GATE CSE 2018, Which of the following languages are context-free?


A] {ambncpdq | m+p = n+q, where m, n, p, q >=0}

B] {ambncpdq | m = n and p = q, where m, n, p, q >=0}

C] {ambncpdq | m = n = p and p not= q, where m, n, p, q >=0}

D] {ambncpdq | mn = p+q, where m, n, p, q >=0}

Instead of Formal proofs if any answer can provide telltale signs of a language being CFL or not will be more appreciated, because this question is taken from a competitive exam. Formal proofs are welcome too.

Here is my approach

A] I don’t have any idea for constructing PDA for this language, probably not a CFL. Also by pumping lemma splitting the word in ‘uvwxy’ for any ‘vwx’ (belonging to ‘akbk‘ and such combinations), the equality won’t hold. Thus not a CFL.

B] Is a CFL we can push a’s and pop on b’s, same for c’s and d’s.

C] Not a CFL, as we need two stacks, one for keeping count of |a|==|b| and second for |b|==|c|.

D] Not a CFL, cause we can’t construct a PDA, such a PDA will require capability to move back and forth on input string (for keeping track of m*n), which is not possible.

Removing left factoring from Context-Free Grammar

I know that, removing left factoring is a simple task.
And i understand following procedure:

$ S→aA | aB$
Becomes:
$ S→aS’$
$ S’→A|B$

Yet I’m running into problems with this particular grammar:

$ S→AD|bbS|bScS|BS $
$ A→aAbb | abb$
$ B→aB|ba|b$
$ D→cDd|cccd$

How to remove left factoring from it, I’m trying to convert it into LL(1) grammar

Find a Context-Free Grammar for $L:=\{a^nb^mc^{n+m}\mid n,m\in\mathbb{N}\}$


I want to find a Context-Free Grammar for $ L:=\{a^nb^mc^{n+m}\mid n,m\in\mathbb{N}\}$

I’ve tried the following:

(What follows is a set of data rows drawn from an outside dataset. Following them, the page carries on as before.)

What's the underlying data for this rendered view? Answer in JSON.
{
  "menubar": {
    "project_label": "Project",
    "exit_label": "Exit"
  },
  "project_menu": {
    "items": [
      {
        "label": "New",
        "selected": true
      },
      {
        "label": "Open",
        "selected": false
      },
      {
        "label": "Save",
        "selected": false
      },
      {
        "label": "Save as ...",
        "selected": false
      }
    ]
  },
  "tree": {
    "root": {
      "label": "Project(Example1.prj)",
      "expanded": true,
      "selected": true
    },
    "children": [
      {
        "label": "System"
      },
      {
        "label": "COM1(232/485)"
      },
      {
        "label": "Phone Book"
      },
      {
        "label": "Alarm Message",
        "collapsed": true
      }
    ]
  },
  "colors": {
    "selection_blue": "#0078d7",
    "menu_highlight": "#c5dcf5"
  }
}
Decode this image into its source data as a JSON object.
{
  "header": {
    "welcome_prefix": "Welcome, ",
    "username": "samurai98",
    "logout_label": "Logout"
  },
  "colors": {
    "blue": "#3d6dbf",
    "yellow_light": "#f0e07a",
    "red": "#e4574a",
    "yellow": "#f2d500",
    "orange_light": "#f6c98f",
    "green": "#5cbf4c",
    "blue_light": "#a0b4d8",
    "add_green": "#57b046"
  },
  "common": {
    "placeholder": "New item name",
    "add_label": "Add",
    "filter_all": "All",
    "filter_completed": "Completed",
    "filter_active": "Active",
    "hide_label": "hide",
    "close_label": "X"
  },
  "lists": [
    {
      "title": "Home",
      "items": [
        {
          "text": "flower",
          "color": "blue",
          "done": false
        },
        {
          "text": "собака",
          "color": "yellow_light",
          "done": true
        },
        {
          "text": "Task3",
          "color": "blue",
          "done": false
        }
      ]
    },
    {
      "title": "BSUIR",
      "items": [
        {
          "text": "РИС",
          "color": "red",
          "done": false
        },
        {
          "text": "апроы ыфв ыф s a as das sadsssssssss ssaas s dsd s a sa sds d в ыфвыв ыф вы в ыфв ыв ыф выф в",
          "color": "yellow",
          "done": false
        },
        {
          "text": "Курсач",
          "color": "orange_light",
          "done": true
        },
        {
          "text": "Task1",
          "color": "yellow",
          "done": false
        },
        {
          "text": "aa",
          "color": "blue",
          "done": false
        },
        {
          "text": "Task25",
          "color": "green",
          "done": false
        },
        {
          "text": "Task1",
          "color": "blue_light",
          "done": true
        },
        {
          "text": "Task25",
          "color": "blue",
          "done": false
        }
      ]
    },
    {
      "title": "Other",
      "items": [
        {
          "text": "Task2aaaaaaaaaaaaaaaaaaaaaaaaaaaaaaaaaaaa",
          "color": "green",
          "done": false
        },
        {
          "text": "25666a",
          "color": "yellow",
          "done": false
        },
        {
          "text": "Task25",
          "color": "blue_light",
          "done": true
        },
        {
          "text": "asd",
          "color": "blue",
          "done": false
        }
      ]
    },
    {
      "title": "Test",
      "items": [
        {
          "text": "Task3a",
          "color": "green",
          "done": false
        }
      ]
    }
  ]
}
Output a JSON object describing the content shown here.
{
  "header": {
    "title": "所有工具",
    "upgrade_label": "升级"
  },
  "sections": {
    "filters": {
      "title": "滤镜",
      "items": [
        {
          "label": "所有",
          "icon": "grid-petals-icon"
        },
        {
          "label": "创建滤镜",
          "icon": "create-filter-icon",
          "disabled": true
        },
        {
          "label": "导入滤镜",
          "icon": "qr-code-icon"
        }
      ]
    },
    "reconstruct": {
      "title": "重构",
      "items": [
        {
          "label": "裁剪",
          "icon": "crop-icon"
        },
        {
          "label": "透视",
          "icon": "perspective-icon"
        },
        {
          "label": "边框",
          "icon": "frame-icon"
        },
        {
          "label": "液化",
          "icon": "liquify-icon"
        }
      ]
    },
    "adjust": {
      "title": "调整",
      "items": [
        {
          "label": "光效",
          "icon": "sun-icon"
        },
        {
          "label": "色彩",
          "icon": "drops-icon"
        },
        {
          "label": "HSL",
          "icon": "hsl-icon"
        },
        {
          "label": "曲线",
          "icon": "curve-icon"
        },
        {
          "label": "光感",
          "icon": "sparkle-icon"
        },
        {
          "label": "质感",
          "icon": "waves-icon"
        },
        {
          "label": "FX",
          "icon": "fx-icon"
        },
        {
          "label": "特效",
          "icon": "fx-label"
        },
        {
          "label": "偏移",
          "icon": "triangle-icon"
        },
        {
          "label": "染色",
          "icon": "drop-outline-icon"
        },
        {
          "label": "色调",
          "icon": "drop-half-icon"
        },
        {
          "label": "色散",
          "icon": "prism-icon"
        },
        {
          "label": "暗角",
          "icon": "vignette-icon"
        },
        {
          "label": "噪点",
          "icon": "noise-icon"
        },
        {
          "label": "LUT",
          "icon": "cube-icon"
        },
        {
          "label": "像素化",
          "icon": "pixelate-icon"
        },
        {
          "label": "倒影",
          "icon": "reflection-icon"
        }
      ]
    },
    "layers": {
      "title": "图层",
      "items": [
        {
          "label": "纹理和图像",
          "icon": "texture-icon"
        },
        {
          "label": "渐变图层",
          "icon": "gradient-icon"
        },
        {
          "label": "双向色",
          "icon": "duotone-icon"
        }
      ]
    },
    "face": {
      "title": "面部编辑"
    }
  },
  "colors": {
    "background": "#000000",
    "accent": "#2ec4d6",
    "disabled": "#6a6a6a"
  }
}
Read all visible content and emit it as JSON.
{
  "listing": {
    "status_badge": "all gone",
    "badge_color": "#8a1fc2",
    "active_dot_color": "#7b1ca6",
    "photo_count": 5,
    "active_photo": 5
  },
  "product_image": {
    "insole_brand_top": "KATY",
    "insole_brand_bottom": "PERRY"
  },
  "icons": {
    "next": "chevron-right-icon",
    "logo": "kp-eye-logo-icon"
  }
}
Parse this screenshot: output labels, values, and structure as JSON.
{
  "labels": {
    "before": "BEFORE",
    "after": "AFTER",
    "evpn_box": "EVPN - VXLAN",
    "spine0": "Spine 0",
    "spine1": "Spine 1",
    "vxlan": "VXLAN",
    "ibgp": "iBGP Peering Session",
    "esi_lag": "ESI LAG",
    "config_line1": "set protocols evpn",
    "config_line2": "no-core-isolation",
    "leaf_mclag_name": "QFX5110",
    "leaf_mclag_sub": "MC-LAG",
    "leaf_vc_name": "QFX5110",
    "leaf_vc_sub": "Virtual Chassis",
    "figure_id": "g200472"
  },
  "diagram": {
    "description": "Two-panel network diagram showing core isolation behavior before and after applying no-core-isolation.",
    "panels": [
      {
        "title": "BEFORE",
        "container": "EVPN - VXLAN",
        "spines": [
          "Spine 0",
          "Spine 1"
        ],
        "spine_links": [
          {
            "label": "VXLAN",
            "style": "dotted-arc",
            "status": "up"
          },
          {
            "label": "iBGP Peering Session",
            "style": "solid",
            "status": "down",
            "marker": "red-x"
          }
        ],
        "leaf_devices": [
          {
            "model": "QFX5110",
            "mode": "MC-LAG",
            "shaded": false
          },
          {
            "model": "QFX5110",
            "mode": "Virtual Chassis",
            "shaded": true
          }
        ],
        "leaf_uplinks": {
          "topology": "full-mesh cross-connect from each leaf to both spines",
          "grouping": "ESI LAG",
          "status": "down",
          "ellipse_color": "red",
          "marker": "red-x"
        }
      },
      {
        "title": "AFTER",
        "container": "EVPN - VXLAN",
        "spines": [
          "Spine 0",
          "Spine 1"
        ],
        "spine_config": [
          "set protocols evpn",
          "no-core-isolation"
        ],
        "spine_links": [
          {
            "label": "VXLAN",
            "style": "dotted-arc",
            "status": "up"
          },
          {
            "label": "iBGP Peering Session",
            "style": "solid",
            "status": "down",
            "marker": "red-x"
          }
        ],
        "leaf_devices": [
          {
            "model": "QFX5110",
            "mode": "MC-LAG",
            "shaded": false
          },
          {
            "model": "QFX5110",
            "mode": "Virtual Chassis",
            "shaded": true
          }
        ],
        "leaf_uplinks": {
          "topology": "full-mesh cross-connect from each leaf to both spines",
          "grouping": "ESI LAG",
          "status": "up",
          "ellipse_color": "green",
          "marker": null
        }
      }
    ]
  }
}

$ G=(V,\Sigma,R,S)$ with $ \Sigma=\{a,b,c,\lambda\}$ , $ V=\{S,B\}$ , $ S=S$ and $ $ R=\{S\to \lambda\mid aSc\mid B,\;B\to bBc\mid \lambda\},$ $ which would output $ L:=\{a^nb^mc^{n+m}\mid n,m\in\mathbb{N}\}$ , in my opinion. I’ve tried to test my grammar by applying the rules in different combinations and I didn’t spot any error yet.

So I’m asking myself:
Is there a way to to see if $ L(G)=L$ or do I need to assume, that I’ve done everything correctly after testing some cases?

Context-free Grammar Exercise

Could someone explain me how to form a context-free grammar with all rules R by this example language, please? \begin{equation} L:=\left\{w c v c \overleftarrow{w} | w, v \in\{a, b\}^{+}\right\} \end{equation}

I already know that \begin{equation} \Sigma=\{a, b, c\} \end{equation} and V (non terminal symbols) maybe have to be \begin{equation} V=\{S, A, B, C\} \end{equation}

Thank you for helping.

How to determine if a language is deterministic context-free language?

I have the following question to solve : DCFL means Deterministic Context-Free Languageenter image description here

I tried to find a counter example to the problem, however I didn’t find anything. So I am thinking that it is deterministic. I am wondering how do I approach these kind of questions? and how to determine a language is deterministic ?